As CMSWire reported, Facebook has unveiled Graph Search as a potentially massive new feature to help find relevant results among the photos, likes and other information that users put up on the social service. But what can it do for digital marketing?
Graph Search adds context to searching in the social media service. The beauty appears to be in the back end, as it ties your search terms like "family," "friends," "restaurants" and "music" into smart tags that will result in the relevant data from your and your friends' content appearing in your results.
Using the search engine, you can divide your social world up into those near and close to you, those wider afield or those who might be of use in the quest for certain information. "Friends who have seen the new Batman movie" for instance might be useful if you're thinking of checking out the Dark Knight.
CMSWire also reported that Graph Search, which is currently in beta and will roll out to users in the coming weeks, appears a bit sketchy. It may increase user concerns about privacy invasion and not offer a whole lot in return. So is Graph Search something that will benefit digital marketers, or will it wind up hurting them more than helping them? Broader expert opinion seems divided. In an effort to be even-handed, we decided to summarize two positive and two negative views on what Graph Search may mean for digital marketers.
Canada.com is very bullish on Graph Search’s potential as a digital marketing tool, saying it “may give advertisers better ammunition to target users.” A Canada.com article on Graph Search quotes Brian Blau, research director in consumer technologies for research firm Gartner Inc., as saying users on Facebook now have a way to direct their searches and marketers can use these directed searches on Facebook in the same way they use keyword searches on Google. In addition, the article quotes Nigel Wallis of IDC Canada as saying offering a search that’s not just validated, but validated by a user’s friends should be a powerful tool and help digital marketers add “legitimacy” to their Facebook efforts.
In addition, the folks at Wired are gushing about Graph Search, with columnist Ryan Tate saying it made him a “Facebook addict.” Why should digital marketers care whether Tate is addicted to Facebook or not? Consider that as a result of Graph Search, he has already started “liking” the pages of restaurants he and his friends favor. And presumably a Wired columnist is probably the kind of person digital marketers are targeting. Add that Tate admits he is now “itching” to share more information about products he likes on Facebook and you can see the potential is quite high.
Of course, not everyone agrees Graph Search is such a great thing.
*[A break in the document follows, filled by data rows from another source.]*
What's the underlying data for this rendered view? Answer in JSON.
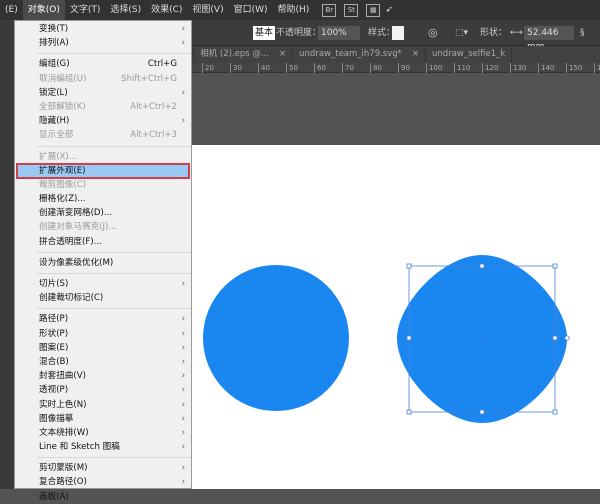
{
  "menubar": {
    "items": [
      "(E)",
      "对象(O)",
      "文字(T)",
      "选择(S)",
      "效果(C)",
      "视图(V)",
      "窗口(W)",
      "帮助(H)"
    ],
    "icons": [
      "Br",
      "St",
      "▦"
    ]
  },
  "control": {
    "stroke_label": "基本",
    "opacity_label": "不透明度：",
    "opacity_value": "100%",
    "style_label": "样式：",
    "shape_label": "形状：",
    "width_value": "52.446 mm"
  },
  "tabs": [
    "设",
    "eps @ 10...",
    "相机 (1).eps* ...",
    "相机 (2).eps @...",
    "undraw_team_ih79.svg*",
    "undraw_selfie1_k"
  ],
  "ruler": [
    "20",
    "30",
    "40",
    "50",
    "60",
    "70",
    "80",
    "90",
    "100",
    "110",
    "120",
    "130",
    "140",
    "150",
    "160"
  ],
  "menu": [
    {
      "label": "变换(T)",
      "sub": true
    },
    {
      "label": "排列(A)",
      "sub": true
    },
    {
      "sep": true
    },
    {
      "label": "编组(G)",
      "shortcut": "Ctrl+G"
    },
    {
      "label": "取消编组(U)",
      "shortcut": "Shift+Ctrl+G",
      "disabled": true
    },
    {
      "label": "锁定(L)",
      "sub": true
    },
    {
      "label": "全部解锁(K)",
      "shortcut": "Alt+Ctrl+2",
      "disabled": true
    },
    {
      "label": "隐藏(H)",
      "sub": true
    },
    {
      "label": "显示全部",
      "shortcut": "Alt+Ctrl+3",
      "disabled": true
    },
    {
      "sep": true
    },
    {
      "label": "扩展(X)...",
      "disabled": true
    },
    {
      "label": "扩展外观(E)",
      "highlight": true
    },
    {
      "label": "裁剪图像(C)",
      "disabled": true
    },
    {
      "label": "栅格化(Z)..."
    },
    {
      "label": "创建渐变网格(D)..."
    },
    {
      "label": "创建对象马赛克(J)...",
      "disabled": true
    },
    {
      "label": "拼合透明度(F)..."
    },
    {
      "sep": true
    },
    {
      "label": "设为像素级优化(M)"
    },
    {
      "sep": true
    },
    {
      "label": "切片(S)",
      "sub": true
    },
    {
      "label": "创建裁切标记(C)"
    },
    {
      "sep": true
    },
    {
      "label": "路径(P)",
      "sub": true
    },
    {
      "label": "形状(P)",
      "sub": true
    },
    {
      "label": "图案(E)",
      "sub": true
    },
    {
      "label": "混合(B)",
      "sub": true
    },
    {
      "label": "封套扭曲(V)",
      "sub": true
    },
    {
      "label": "透视(P)",
      "sub": true
    },
    {
      "label": "实时上色(N)",
      "sub": true
    },
    {
      "label": "图像描摹",
      "sub": true
    },
    {
      "label": "文本绕排(W)",
      "sub": true
    },
    {
      "label": "Line 和 Sketch 图稿",
      "sub": true
    },
    {
      "sep": true
    },
    {
      "label": "剪切蒙版(M)",
      "sub": true
    },
    {
      "label": "复合路径(O)",
      "sub": true
    },
    {
      "label": "画板(A)",
      "sub": true
    }
  ],
  "colors": {
    "shape_fill": "#1a86f0",
    "selection": "#4a7fd8",
    "highlight": "#99c9f5",
    "highlight_border": "#d0404a"
  }
}
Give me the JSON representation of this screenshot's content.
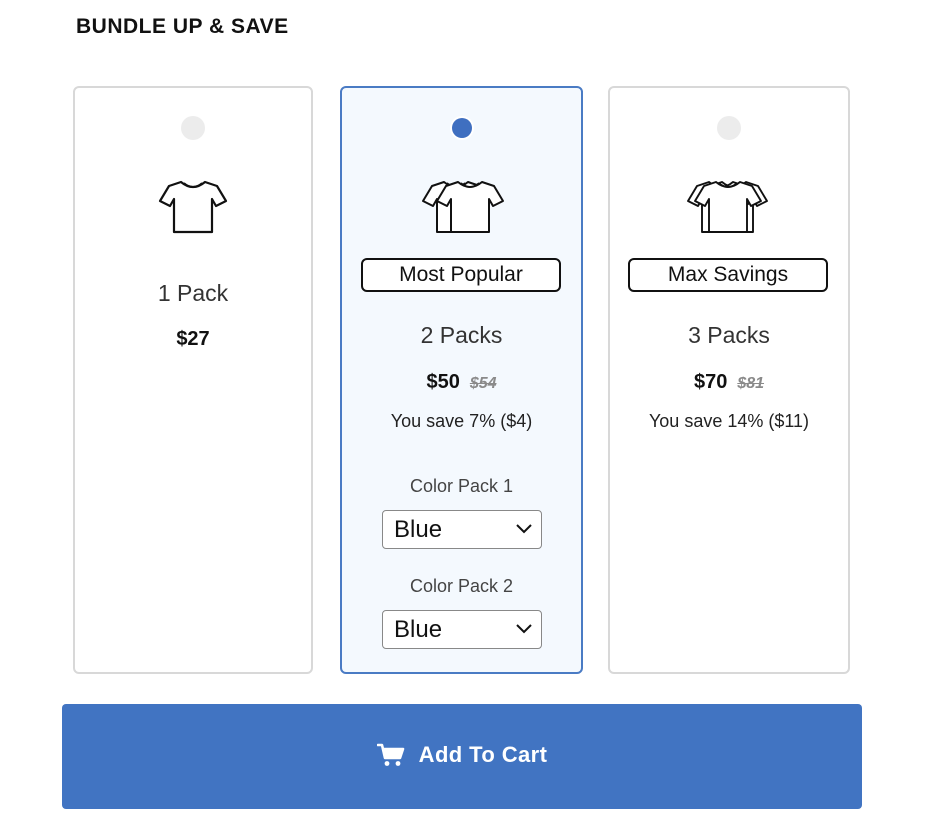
{
  "header": {
    "title": "BUNDLE UP & SAVE"
  },
  "bundles": [
    {
      "name": "1 Pack",
      "price": "$27",
      "selected": false,
      "icon": "tshirt-icon"
    },
    {
      "name": "2 Packs",
      "badge": "Most Popular",
      "price": "$50",
      "old_price": "$54",
      "savings": "You save 7% ($4)",
      "selected": true,
      "icon": "two-tshirts-icon",
      "color_selectors": [
        {
          "label": "Color Pack 1",
          "value": "Blue"
        },
        {
          "label": "Color Pack 2",
          "value": "Blue"
        }
      ]
    },
    {
      "name": "3 Packs",
      "badge": "Max Savings",
      "price": "$70",
      "old_price": "$81",
      "savings": "You save 14% ($11)",
      "selected": false,
      "icon": "three-tshirts-icon"
    }
  ],
  "cart": {
    "label": "Add To Cart",
    "icon": "shopping-cart-icon"
  },
  "colors": {
    "accent": "#4174c2",
    "selected_border": "#4a7bc4",
    "selected_bg": "#f4f9fe",
    "card_border": "#d8d8d8"
  }
}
For example, technology blogger Steve Cheney says much of the Facebook data collected by Graph Search is "dirty," meaning it is out of date. "It turns out as much as half of the links between objects and interests contained in FB are dirty -- i.e. there is no true affinity between the like and the object or it’s stale," states Cheney. "Never mind does the data not really represent user intent... but the user did not even ‘like’ what she was liking."
Cheney attributes a high volume of dirty Facebook data to efforts by major CPG brands to "buy" likes by offering rewards for liking their products, driving consumers with no real interest to click like and never pay attention again.
And VentureBeat warns that Facebook users should go through their list of likes and delete anything that may prove too embarrassing or personal to share with marketers or the general population. “Facebook is like a safe containing a ton of your personal information -- which you've purposefully and willfully cracked with an axe,” comments an article on Search Graph and its supposed infringements on user privacy.
Obviously some Facebook users love Social Graph and others hate it, so maybe the best advice for digital marketers who want to tap its potential without alienating consumers is the same advice customers are always urged to follow: Caveat emptor.